Lots of big changes for Visual Studio and .NET were announced today.
The biggest items are:
- .NET becoming open source
- Microsoft work to help move .NET onto Linux and Mac
- Visual Studio 2013 Community Edition
- Visual Studio 2015 Preview available
- Lots of integration for Xamarin developers including Xamarin install from within Visual Studio
The one that I like most here is the Visual Studio 2013 Community Edition. We’ve had Visual Studio Express for some time but it was very limited. In particular, it blocked any attempt to extend it with plug-ins. Plug-ins are where the real creativity with the product can appear. The new community edition is full-featured and free for all except enterprise application development.
Full details from Soma are here: http://blogs.msdn.com/b/somasegar/archive/2014/11/12/opening-up-visual-studio-and-net-to-every-developer-any-application-net-server-core-open-source-and-cross-platform-visual-studio-community-2013-and-preview-of-visual-studio-2015-and-net-2015.aspx
I do hope the SQL Server team are watching this. I like Jamie’s suggestion here about doing the same with SQL Server Developer Edition. As Jamie points out, it barely adds to revenue. Making it free would seem a good idea.
Cost is one thing but extensibility is another. Whenever there are MVP meetings on campus, I always feel like I’m the one in the room endlessly asking about extensibility when each new feature is shown. And the answer from the SQL Server team is invariably “we haven’t allowed for extensibility in this version but might in the future”. But that almost never happens.
So many new features fall short of the mark when they are first released but if there were extensibility points, others could contribute to make them more useful. Without those extensibility points, new incomplete features can just flounder. There have been many examples of this over the years. (As an example, ask where the UI for Service Broker is. Klaus had some wonderful work done on building one that he showed us back in 2006 but there’s no supported way to make add-ins for SQL Server Management Studio either. You can hack it but then you need to worry about it being broken by every new update or release that comes out).

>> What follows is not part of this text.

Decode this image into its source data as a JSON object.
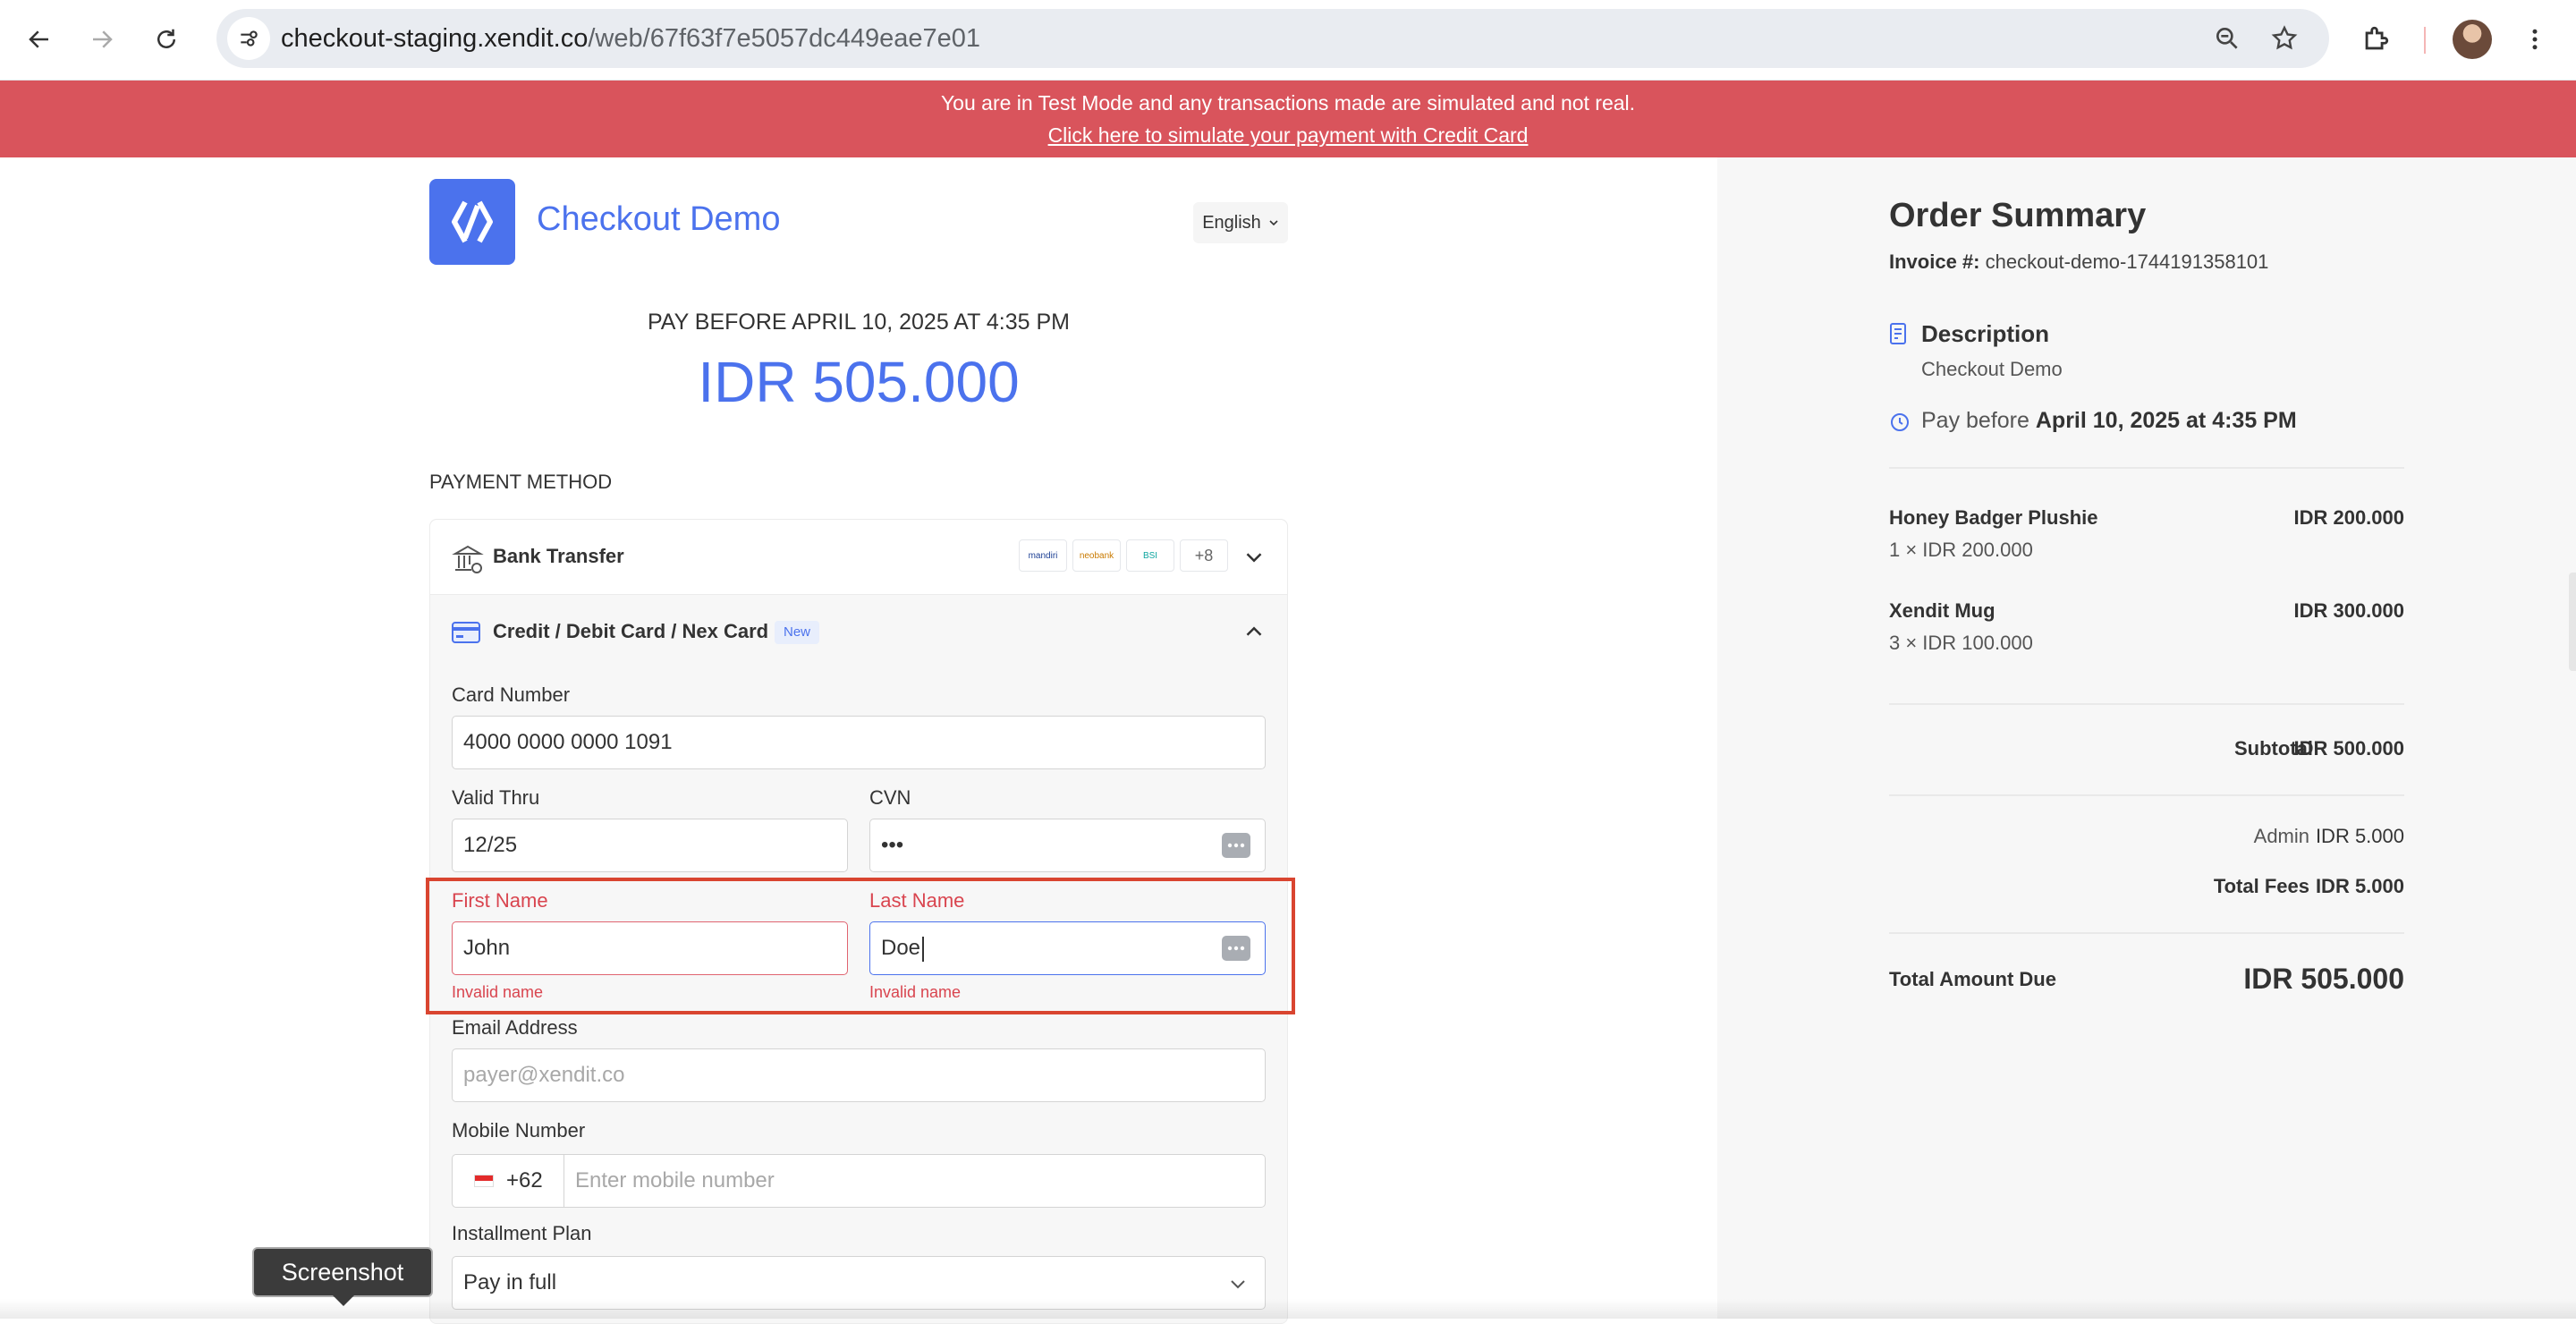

I think this is the difference between shipping a product, and building an ecosystem around a product. I’d love to see SQL Server morph into something that has an ecosystem.